- Never leave candles lit and a blazing fire unattended.
- If you often light fires at your home, try growing an aloe vera plant, or keep some of the pure gel on hand in the fridge, to use as first aid for burns.
- Fires at the beach are popular in all seasons, and eliminate some of the risks of fires in the woods or in the meadow. Few people are aware of how to extinguish a beach fire safely, however. Covering up a beach fire with sand actually insulates the coals, keeping them burning through the night. Those hidden coals will still be red-hot in the morning waiting for an unsuspecting person to step on them. Always douse a beach fire with water – seawater works as well as fresh water – until there are no more live coals. Wait for the steam to clear; then using a stick, turn over all the coals to make sure no smoldering coals remain.
Imbolc Ideas Having To Do With Fire by Starhawk, Anne Hill, and Diane Baker
Whether we circle around a hearth, outdoor bonfire, or kindle a blaze in a cast-iron cauldron, in the season of Brigit we welcome the return of light. Here are some suggestions for a safe and cheerful blaze.
Cauldron Fire – Any cast-iron pot can be made into a cauldron with a fire of Epsom salts and rubbing alcohol.

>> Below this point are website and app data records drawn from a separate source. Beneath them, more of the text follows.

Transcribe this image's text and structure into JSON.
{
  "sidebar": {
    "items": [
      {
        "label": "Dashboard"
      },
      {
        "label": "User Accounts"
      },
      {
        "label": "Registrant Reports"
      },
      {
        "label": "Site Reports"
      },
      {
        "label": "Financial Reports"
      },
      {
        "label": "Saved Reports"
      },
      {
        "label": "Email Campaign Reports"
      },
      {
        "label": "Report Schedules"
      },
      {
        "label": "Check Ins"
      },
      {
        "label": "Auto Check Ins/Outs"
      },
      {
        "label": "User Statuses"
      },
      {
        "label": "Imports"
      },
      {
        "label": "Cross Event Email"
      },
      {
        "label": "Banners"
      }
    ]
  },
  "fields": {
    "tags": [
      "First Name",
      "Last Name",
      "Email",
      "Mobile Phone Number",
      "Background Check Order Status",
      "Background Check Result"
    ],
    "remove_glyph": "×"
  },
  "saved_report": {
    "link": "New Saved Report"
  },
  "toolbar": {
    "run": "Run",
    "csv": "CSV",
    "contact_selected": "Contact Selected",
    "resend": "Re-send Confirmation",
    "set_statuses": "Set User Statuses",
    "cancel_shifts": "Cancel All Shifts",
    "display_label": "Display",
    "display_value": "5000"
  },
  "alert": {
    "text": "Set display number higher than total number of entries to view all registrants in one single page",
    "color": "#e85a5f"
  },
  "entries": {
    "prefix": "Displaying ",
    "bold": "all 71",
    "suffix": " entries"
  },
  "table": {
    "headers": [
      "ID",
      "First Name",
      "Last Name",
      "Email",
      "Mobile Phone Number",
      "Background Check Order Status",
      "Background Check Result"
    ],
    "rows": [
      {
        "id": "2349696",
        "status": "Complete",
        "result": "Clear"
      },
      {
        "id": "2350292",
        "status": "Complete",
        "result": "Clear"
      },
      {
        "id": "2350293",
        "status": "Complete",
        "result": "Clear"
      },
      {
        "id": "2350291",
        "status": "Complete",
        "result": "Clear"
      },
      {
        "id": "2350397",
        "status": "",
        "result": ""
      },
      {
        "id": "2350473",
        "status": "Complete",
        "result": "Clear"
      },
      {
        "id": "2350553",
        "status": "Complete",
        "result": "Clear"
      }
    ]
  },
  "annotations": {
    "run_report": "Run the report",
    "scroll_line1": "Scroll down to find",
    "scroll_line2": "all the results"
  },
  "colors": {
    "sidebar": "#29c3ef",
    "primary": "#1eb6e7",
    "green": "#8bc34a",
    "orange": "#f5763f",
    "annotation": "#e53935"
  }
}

This is a very safe blaze. [Anja’s note: …as long as it’s *tiny*! We had one of these in a standard 8” cauldron that sent flames 5 feet into the air!]
You will need:
a cast-iron pot of any size [I’d say 3” or smaller, actually]
a lid that fits snugly, for putting out the fire (or something heavy and heatproof that lies across the top of the cauldron)
bricks, hotplate or other heat-resistant material to set the cauldron on.
To keep the blaze going for 45 minutes in a five quart cauldron, you need 1/2 gallon of Epsom salts and approximately 4 to 6 pints of rubbing alcohol [they’re NUTS!…..this is WAY too much!!!!!]
- Once the cauldron is secured on a heat-proof surface, pour the Epsom salts in until the bottom is covered, approximately 1 inch deep.
- Pour rubbing alcohol over the salts until the alcohol is about an inch higher than the salts.
- Hold a lighted match just above the alcohol.
- The liquid will light and produce a strong orange flame. The flame burns cool, unlike a wood fire, and it is difficult to burn things in.
- When the flame gets low, cover to snuff out completely.
- Add more rubbing alcohol to the cauldron and relight carefully. The warmer the rubbing alcohol, the more quickly it ignites.
- This fire recipe leaves a significant amount of sediment in the bottom of the cauldron. For this reason, it is best to dedicate a pot strictly for cauldron use.
Egg Carton Fire Starters – Reuse all those old candle ends in this practical, convenient fire project suitable for outdoor fires, only. (Don’t burn wax in an indoor fireplace, it can cause chimney fires!)
You will need:
paraffin wax or beeswax (old candle stubs work great for this)
the bottom halves of cardboard egg cartons
sawdust, pine needles, scraps of cotton material, dry pinecones, or
- Stuff each cardboard egg holder with sawdust or other flammable material.
- Melt the wax in double boiler, over low to medium heat.
- When the wax is melted, carefully pour the wax into each depression in the egg cartons. Make sure the wax does not overflow.
- Stir gently with a bamboo skewer or other small stick to make sure that the wax reaches through the other combustibles.
- Let cool.
- After the wax has cooled down, use scissors to cut the fire starters apart from each other, leaving the hardened wax inside its cardboard shell.
- To use, set one or two fire starters in your fireplace, surround with kindling and larger wood, and light. The fire starters will keep burning long enough to light even the most stubborn logs.
Tips – You can used powdered resins along with the other combustibles to give a lovely scent to the flames or line each cup with plucked off “petals” from cones. A wick can be inserted so that the fire can be started with a lighter. Make a bed of crumpled paper to set this on and continue as above.